North Korean Missile Launches Stoke Tensions Amid U.S. Submarine Visit
Defense Ministers Denounce Launches
North Korea fired two ballistic missiles into the eastern sea early Wednesday, a bold provocation that came only hours after a U.S. nuclear-armed ballistic missile submarine docked in a South Korean port for the first time in 40 years, the South Korean and Japanese militaries confirmed.
Neither missile breached Japan's exclusive economic zone, according to the Japanese defense ministry. However, the launches further strained the region's fragile peace, drawing firm rebukes from both Tokyo and Seoul.
In a statement issued by South Korea's Joint Chiefs of Staff (JCS), the North's launches were strongly denounced:
"We condemn North Korea's successive ballistic missile launches as grave provocative acts that undermine the peace and stability of the Korean Peninsula and the international community. These are clear violations of UN Security Council resolutions," the statement read.
The first missile achieved a maximum altitude of 50km (31 miles) and traveled a distance of 550 km (341 miles). The second missile also reached an altitude of 50km but covered a longer range of 600km (372 miles), Japanese Defense Minister Yasukazu Hamada explained.
Japan swiftly lodged a diplomatic protest against the missile launches. This demonstration of defiance from Pyongyang comes just days after North Korea test-fired its Hwasong-18 solid-fuel intercontinental ballistic missile, an action Pyongyang stated was a warning to the U.S. and other perceived adversaries.

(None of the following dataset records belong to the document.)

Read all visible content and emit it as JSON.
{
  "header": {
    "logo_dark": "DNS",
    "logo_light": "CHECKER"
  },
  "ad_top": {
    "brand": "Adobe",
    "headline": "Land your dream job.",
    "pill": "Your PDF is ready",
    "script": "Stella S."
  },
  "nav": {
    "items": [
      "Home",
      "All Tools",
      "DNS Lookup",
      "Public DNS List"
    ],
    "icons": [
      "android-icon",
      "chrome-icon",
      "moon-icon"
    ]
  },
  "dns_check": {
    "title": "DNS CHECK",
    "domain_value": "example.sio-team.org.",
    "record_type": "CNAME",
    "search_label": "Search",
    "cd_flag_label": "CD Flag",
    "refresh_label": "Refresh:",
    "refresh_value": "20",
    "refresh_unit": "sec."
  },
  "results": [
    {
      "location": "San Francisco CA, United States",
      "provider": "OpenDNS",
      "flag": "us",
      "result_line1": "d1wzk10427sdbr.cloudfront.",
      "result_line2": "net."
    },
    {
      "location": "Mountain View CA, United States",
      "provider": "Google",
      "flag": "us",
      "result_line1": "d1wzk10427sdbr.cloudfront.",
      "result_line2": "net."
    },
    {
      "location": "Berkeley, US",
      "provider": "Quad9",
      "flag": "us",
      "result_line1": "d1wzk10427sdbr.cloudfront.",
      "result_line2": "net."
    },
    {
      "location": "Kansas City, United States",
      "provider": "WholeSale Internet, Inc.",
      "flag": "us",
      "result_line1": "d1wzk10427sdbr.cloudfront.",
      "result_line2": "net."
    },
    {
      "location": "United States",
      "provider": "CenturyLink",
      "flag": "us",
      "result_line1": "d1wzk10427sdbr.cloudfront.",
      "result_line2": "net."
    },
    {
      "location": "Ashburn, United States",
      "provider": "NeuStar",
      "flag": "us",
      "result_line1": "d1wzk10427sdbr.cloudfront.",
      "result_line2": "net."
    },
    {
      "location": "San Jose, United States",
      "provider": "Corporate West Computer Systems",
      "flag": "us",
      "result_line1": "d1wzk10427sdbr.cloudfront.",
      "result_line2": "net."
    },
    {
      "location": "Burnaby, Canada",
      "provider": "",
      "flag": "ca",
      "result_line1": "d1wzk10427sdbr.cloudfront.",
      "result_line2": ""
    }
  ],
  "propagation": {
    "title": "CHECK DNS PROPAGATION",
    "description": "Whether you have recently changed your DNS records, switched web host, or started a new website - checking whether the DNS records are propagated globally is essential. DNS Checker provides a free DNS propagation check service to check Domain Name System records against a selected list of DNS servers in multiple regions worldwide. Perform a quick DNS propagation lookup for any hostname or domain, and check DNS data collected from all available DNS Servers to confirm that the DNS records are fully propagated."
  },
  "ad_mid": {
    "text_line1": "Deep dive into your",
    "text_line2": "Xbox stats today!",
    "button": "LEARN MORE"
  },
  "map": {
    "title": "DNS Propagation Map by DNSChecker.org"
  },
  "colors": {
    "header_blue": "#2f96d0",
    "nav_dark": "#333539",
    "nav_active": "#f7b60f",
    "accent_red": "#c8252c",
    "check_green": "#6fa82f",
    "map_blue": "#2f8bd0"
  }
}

South Korea's Yonhap News Agency reported that the launches were concurrent with the inaugural meeting of the Nuclear Consultative Group (NCG) between Seoul and Washington. This group is committed to bolstering the U.S.'s "extended deterrence commitment" to South Korea, pledging the use of all its military capabilities, including nuclear weapons, in defense of its ally.
The timing of the missile launches also aligned with the historic docking of the U.S.S. Kentucky at a naval base in Busan, marking the first visit by a U.S. nuclear-capable strategic submarine (SSBN) since March 1981.
In response to the launches, the U.S. Indo-Pacific Command confirmed that it was closely consulting with its allies. While the missile tests posed no immediate threat to the U.S. or its allies, the command acknowledged the destabilizing influence of North Korea's ongoing weapons development.
Adding to the simmering tensions, an American soldier facing disciplinary action fled across the inter-Korean border into North Korea on Tuesday, currently believed to be held by Pyongyang, sparking another point of contention between the long-standing rivals.
Leif-Eric Easley, a professor of international studies at Ewha University in Seoul, linked the missile launches to the arrival of the U.S. submarine and the first Nuclear Consultative Group (NCG) meeting.
"North Korea's latest firing of ballistic missiles is probably unrelated to the American soldier crossing the inter-Korean border, but such an incident doesn't help matters," Easley stated, as quoted by media reports.
"As Pyongyang asserts its nuclear threats and capabilities, it undoubtedly opposes the Nuclear Consultative Group and the visit of a U.S. nuclear ballistic missile submarine," Easley added, as he was quoted by media reports.